Top of Excerpted records

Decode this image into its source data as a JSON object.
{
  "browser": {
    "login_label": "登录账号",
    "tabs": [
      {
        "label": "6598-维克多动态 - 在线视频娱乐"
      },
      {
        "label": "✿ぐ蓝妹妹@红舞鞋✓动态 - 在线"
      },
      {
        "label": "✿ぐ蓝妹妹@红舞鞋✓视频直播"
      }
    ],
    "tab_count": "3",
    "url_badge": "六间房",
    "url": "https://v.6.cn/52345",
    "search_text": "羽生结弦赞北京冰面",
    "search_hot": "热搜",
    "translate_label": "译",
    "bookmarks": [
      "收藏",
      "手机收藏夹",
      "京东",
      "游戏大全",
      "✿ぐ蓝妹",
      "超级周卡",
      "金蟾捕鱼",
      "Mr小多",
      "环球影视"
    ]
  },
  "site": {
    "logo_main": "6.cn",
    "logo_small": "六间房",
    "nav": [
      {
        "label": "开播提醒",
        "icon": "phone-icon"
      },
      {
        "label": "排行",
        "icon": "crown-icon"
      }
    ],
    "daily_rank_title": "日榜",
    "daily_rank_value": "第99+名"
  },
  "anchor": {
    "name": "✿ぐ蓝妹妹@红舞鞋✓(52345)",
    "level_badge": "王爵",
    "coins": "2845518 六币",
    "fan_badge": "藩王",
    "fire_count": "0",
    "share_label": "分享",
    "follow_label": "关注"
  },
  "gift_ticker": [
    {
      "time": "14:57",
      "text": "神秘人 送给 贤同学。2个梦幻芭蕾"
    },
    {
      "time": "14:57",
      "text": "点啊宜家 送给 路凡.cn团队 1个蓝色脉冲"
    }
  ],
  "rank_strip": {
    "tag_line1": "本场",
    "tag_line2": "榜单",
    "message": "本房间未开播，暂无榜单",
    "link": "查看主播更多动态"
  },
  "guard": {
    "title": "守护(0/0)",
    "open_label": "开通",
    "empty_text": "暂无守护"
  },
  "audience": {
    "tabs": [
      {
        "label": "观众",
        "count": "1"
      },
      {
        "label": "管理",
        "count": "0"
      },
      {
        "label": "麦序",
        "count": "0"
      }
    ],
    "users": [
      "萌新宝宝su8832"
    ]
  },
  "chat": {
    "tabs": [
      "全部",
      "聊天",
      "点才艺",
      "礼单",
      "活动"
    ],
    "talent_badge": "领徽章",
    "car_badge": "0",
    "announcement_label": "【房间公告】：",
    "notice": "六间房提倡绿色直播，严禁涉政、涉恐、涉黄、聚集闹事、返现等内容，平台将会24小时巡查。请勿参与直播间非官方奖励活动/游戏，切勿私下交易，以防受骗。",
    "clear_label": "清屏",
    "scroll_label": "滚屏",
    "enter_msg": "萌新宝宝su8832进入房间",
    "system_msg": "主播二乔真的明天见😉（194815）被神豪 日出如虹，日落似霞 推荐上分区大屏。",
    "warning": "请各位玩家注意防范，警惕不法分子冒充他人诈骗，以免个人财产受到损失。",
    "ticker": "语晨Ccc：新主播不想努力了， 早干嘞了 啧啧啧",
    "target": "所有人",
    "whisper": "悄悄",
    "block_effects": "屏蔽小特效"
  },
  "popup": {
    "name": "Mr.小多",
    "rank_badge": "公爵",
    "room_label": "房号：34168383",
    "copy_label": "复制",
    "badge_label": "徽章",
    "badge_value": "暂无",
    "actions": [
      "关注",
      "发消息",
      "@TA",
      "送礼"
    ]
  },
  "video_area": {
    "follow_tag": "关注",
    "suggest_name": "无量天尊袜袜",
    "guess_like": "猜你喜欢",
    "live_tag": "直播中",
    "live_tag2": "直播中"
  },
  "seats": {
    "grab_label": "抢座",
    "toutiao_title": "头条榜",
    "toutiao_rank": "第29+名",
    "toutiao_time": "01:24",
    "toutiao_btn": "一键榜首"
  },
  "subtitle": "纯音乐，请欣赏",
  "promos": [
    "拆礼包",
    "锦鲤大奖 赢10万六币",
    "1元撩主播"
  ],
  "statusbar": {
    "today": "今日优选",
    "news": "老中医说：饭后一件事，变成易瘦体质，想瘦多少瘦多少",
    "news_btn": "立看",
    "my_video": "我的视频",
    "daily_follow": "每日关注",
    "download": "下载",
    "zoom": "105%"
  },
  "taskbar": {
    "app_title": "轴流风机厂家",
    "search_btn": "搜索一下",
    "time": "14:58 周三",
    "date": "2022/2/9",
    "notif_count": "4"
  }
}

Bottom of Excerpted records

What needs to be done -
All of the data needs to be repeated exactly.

Result below -
Decode this image into its source data as a JSON object.
{
  "browser": {
    "login_label": "登录账号",
    "tabs": [
      {
        "label": "6598-维克多动态 - 在线视频娱乐"
      },
      {
        "label": "✿ぐ蓝妹妹@红舞鞋✓动态 - 在线"
      },
      {
        "label": "✿ぐ蓝妹妹@红舞鞋✓视频直播"
      }
    ],
    "tab_count": "3",
    "url_badge": "六间房",
    "url": "https://v.6.cn/52345",
    "search_text": "羽生结弦赞北京冰面",
    "search_hot": "热搜",
    "translate_label": "译",
    "bookmarks": [
      "收藏",
      "手机收藏夹",
      "京东",
      "游戏大全",
      "✿ぐ蓝妹",
      "超级周卡",
      "金蟾捕鱼",
      "Mr小多",
      "环球影视"
    ]
  },
  "site": {
    "logo_main": "6.cn",
    "logo_small": "六间房",
    "nav": [
      {
        "label": "开播提醒",
        "icon": "phone-icon"
      },
      {
        "label": "排行",
        "icon": "crown-icon"
      }
    ],
    "daily_rank_title": "日榜",
    "daily_rank_value": "第99+名"
  },
  "anchor": {
    "name": "✿ぐ蓝妹妹@红舞鞋✓(52345)",
    "level_badge": "王爵",
    "coins": "2845518 六币",
    "fan_badge": "藩王",
    "fire_count": "0",
    "share_label": "分享",
    "follow_label": "关注"
  },
  "gift_ticker": [
    {
      "time": "14:57",
      "text": "神秘人 送给 贤同学。2个梦幻芭蕾"
    },
    {
      "time": "14:57",
      "text": "点啊宜家 送给 路凡.cn团队 1个蓝色脉冲"
    }
  ],
  "rank_strip": {
    "tag_line1": "本场",
    "tag_line2": "榜单",
    "message": "本房间未开播，暂无榜单",
    "link": "查看主播更多动态"
  },
  "guard": {
    "title": "守护(0/0)",
    "open_label": "开通",
    "empty_text": "暂无守护"
  },
  "audience": {
    "tabs": [
      {
        "label": "观众",
        "count": "1"
      },
      {
        "label": "管理",
        "count": "0"
      },
      {
        "label": "麦序",
        "count": "0"
      }
    ],
    "users": [
      "萌新宝宝su8832"
    ]
  },
  "chat": {
    "tabs": [
      "全部",
      "聊天",
      "点才艺",
      "礼单",
      "活动"
    ],
    "talent_badge": "领徽章",
    "car_badge": "0",
    "announcement_label": "【房间公告】：",
    "notice": "六间房提倡绿色直播，严禁涉政、涉恐、涉黄、聚集闹事、返现等内容，平台将会24小时巡查。请勿参与直播间非官方奖励活动/游戏，切勿私下交易，以防受骗。",
    "clear_label": "清屏",
    "scroll_label": "滚屏",
    "enter_msg": "萌新宝宝su8832进入房间",
    "system_msg": "主播二乔真的明天见😉（194815）被神豪 日出如虹，日落似霞 推荐上分区大屏。",
    "warning": "请各位玩家注意防范，警惕不法分子冒充他人诈骗，以免个人财产受到损失。",
    "ticker": "语晨Ccc：新主播不想努力了， 早干嘞了 啧啧啧",
    "target": "所有人",
    "whisper": "悄悄",
    "block_effects": "屏蔽小特效"
  },
  "popup": {
    "name": "Mr.小多",
    "rank_badge": "公爵",
    "room_label": "房号：34168383",
    "copy_label": "复制",
    "badge_label": "徽章",
    "badge_value": "暂无",
    "actions": [
      "关注",
      "发消息",
      "@TA",
      "送礼"
    ]
  },
  "video_area": {
    "follow_tag": "关注",
    "suggest_name": "无量天尊袜袜",
    "guess_like": "猜你喜欢",
    "live_tag": "直播中",
    "live_tag2": "直播中"
  },
  "seats": {
    "grab_label": "抢座",
    "toutiao_title": "头条榜",
    "toutiao_rank": "第29+名",
    "toutiao_time": "01:24",
    "toutiao_btn": "一键榜首"
  },
  "subtitle": "纯音乐，请欣赏",
  "promos": [
    "拆礼包",
    "锦鲤大奖 赢10万六币",
    "1元撩主播"
  ],
  "statusbar": {
    "today": "今日优选",
    "news": "老中医说：饭后一件事，变成易瘦体质，想瘦多少瘦多少",
    "news_btn": "立看",
    "my_video": "我的视频",
    "daily_follow": "每日关注",
    "download": "下载",
    "zoom": "105%"
  },
  "taskbar": {
    "app_title": "轴流风机厂家",
    "search_btn": "搜索一下",
    "time": "14:58 周三",
    "date": "2022/2/9",
    "notif_count": "4"
  }
}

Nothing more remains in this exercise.